So what if we want to find the time rate of change of the momentum, p? In QM, p is an operator representing the observable momentum. Thus, Eq. 5 becomes
From here, it requires quite a bit of knowledge on how to perform the commutator and take the average. You may read the full derivation of it here. In the end, what you end up with is:
This says that the time rate of change of the average value of the momentum p is equal to the average of the gradient of the potential energy V. But this equation is equivalent to Eq. 3 and 4 from classical mechanics! They have identical forms!
It says that what we typically measure in our everyday lives are really the “average” values of many, many, many values at the QM level. The QM description has made the connection to the classical description under the condition that the QM observables have been averaged. Again, as in the case of velocity addition, we get back the classical description from a more general starting point, in this case, a QM description, upon applying a particular condition to the QM picture. It shows that the classical picture is not wrong. It is the average over a large number of QM observables.

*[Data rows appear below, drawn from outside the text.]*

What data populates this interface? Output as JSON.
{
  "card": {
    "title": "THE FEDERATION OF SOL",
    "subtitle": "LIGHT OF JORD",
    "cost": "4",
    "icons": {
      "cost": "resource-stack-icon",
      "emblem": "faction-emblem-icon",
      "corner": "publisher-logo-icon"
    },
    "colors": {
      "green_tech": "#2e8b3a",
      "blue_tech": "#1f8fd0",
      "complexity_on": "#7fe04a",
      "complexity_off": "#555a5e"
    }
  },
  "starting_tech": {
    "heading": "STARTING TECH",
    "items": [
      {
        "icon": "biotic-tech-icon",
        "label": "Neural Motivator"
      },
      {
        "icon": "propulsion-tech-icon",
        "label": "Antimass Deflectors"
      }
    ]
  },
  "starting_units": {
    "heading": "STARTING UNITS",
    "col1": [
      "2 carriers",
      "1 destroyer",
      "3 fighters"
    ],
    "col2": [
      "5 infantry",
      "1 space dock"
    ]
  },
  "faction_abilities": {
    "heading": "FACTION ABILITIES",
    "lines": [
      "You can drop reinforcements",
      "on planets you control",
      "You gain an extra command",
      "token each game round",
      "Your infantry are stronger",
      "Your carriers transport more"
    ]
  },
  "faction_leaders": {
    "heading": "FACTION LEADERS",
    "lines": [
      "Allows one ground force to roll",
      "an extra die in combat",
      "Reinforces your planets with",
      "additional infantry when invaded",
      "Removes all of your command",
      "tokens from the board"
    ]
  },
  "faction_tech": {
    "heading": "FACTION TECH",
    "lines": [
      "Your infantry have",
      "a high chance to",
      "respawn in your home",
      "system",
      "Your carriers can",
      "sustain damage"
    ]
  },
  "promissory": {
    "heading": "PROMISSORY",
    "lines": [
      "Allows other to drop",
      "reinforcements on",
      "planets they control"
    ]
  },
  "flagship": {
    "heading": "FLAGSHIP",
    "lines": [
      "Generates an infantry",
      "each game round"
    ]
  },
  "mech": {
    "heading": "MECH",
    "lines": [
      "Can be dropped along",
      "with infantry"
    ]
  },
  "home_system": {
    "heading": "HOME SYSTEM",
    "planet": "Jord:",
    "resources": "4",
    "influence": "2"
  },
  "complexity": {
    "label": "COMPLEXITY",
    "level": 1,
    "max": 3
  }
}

Moral of the Story
- Classical physics WORKS for our ordinary situation, so it HAS to be valid at some level.
- Classical physics has been shown to be derivable from SR and QM under special conditions that apply to our ordinary situation.
- Any theory MUST have the ability to show that it merges to the classical description when applied to an ordinary situation.
- This can only be shown mathematically. It cannot be shown convincingly via hand-waving or qualitative arguments. It is the equivalent mathematical form that shows that one theory can derive the other.
What this implies here is that, if there are more general and more accurate theories beyond QM, SR/GR, then those theories must also show that they can be “simplified” into the mathematical forms of QM and SR/GR. Subsequent, more general theories must show that they can derive the mathematical forms of existing, already-working theories. The inability to do that will be a fatal flaw in any new theory.
I mentioned towards the beginning of this article that the inability to comprehend this concept of a more general idea merging and agreeing with something less general may have something to do with the differences between science and our everyday lives. It is unusual for many people to accept the possibility that a simplistic, less sophisticated, and apparently different idea is actually a subset of a more general principle. The fact that one can actually start with a more general principle, apply certain criteria, and then get a seemingly different concept, is not something a lot of people are familiar with, or would even accept.
It is why for someone not trained in physics, the idea that classical mechanics can actually be derived from seemingly a different animal of QM or SR/GR would not even cross his/her mind. Yet, in science/physics, this is quite common. We always show how new ideas and theories will turn into the old, tested, and well-known ideas and theories under the appropriate parameters. It is very seldom that old theories are discarded wholesale.
Accelerator physics, photocathodes, field-enhancement. tunneling spectroscopy, superconductivity